clock menu more-arrow no yes mobile
Chef AQ’s team, partying prom style
Courtesy Anastacia Quinones Pittman

After a Brutal Year of Working During the Pandemic, Dallas Restaurant José Celebrated With a Nostalgia-Fueled Prom

With trompo tacos, tequila, and lots of camaraderie, chef Anastacia Quinones Pittman and her team fully welcomed the new normal

Amy McCarthy is a reporter at, focusing on pop culture, policy and labor, and only the weirdest online trends.

After a truly brutal 2020, in which restaurants were forced to close their doors and reopen amid a dangerous pandemic, Dallas restaurant José found a seriously nostalgic way to celebrate the new normal: by hosting a prom.

Helmed by chef Anastacia Quinones Pittman, the restaurant typically hosts its annual employee appreciation party in December, plans that were put on hold due to the pandemic. As the months dragged on, though, staffers kept asking Pittman about when they could expect their annual bash. “I told them the sooner they got vaccinated, the sooner we could take off our masks and get together,” she says. “One by one, they would come up to me and tell me they were getting their shots so we could make this happen.”

After what Pittman describes as a “record month,” the restaurant decided to close its doors on Memorial Day and finally have that staff appreciation party. She isn’t exactly sure how the prom theme emerged, but it ultimately just made sense. “It’s already around the time when prom would usually be happening, and after this year, it just felt like we had grown so much and were having a graduation,” she says.

Three men and two women posing against a glittery gold backdrop in a photo booth
Scenes from the photo booth
Courtesy Anastacia Quinones Pittman
A group of people clapping in a restaurant dining room
The prom vibe was in full effect
Courtesy Anastacia Quinones Pittman

In true prom fashion, José staffers hunted down the perfect gowns and rented tuxedos, showing up to the restaurant in their Sunday best. Quinones’s husband, fellow chef Daniel Pittman, also rented a tux, and the chef went out to buy flowers to make a boutonniere for his jacket. The restaurant rented a party bus to ensure that staffers could fully revel while still getting home safely, and blasted cumbia and dance floor classics like the Chicken Dance to get everybody up and moving.
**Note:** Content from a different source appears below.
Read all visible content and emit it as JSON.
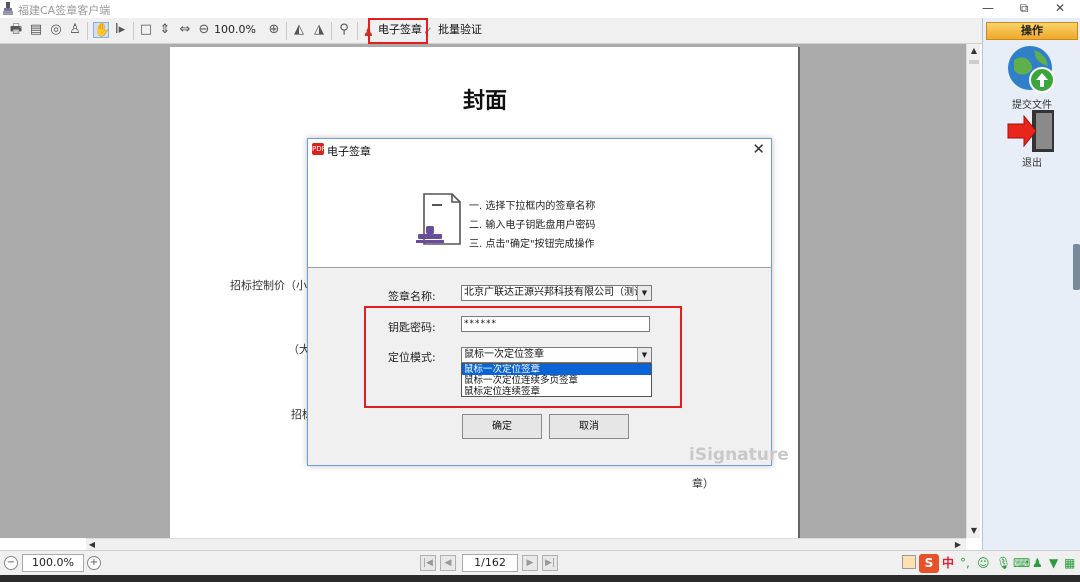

At the end of the night, naturally, a king and queen were crowned, plus a full court of prom princesses.

“I was really surprised to see how seriously everybody took it,” Quinones says. “We’re around each other all day every day, and we’re not always looking our best first thing in the morning or after a long shift, and everyone would cheer when someone would walk in dressed to the nines. It was so special.”

Throughout the night, the restaurant hosted a raffle using loteria cards that offered staffers the chance to win primo bottles of booze, like Don Julio 1942 and pricey bottles of champagne, donated by Jose’s suppliers. The partiers feasted on tacos de trompo, and a stunning charcuterie board created by Candelaria’s Bakery owner Iris Candelaria. Local baker Chrysta Miller, of Cookies by Christa, baked cookies emblazoned with the restaurant’s logo, and phrases like “familia” (family) and “chingona” (badass).

Not surprisingly, the night was also especially emotional for Pittman, who was thrilled to see her staff have a good time after such a difficult year. She especially appreciated when the restaurant’s owners took to the stage and offered a heartfelt thank you to the staff for all their hard work. “Seeing everybody together and having a good time after what we’ve been through, it was really emotional,” Pittman says. “We’ve laughed together, cried together, fought for each other, and have bonded like family.”

Dallas Restaurant News Brief

Saint Valentine Bar Is Open in East Dallas

Eater Guides

An Eater’s Guide to Dallas

Dallas Restaurant News Brief

Anchor Sushi Bar Is a Little Bit of NYC in Dallas — Lure Fishbar, to Be Exact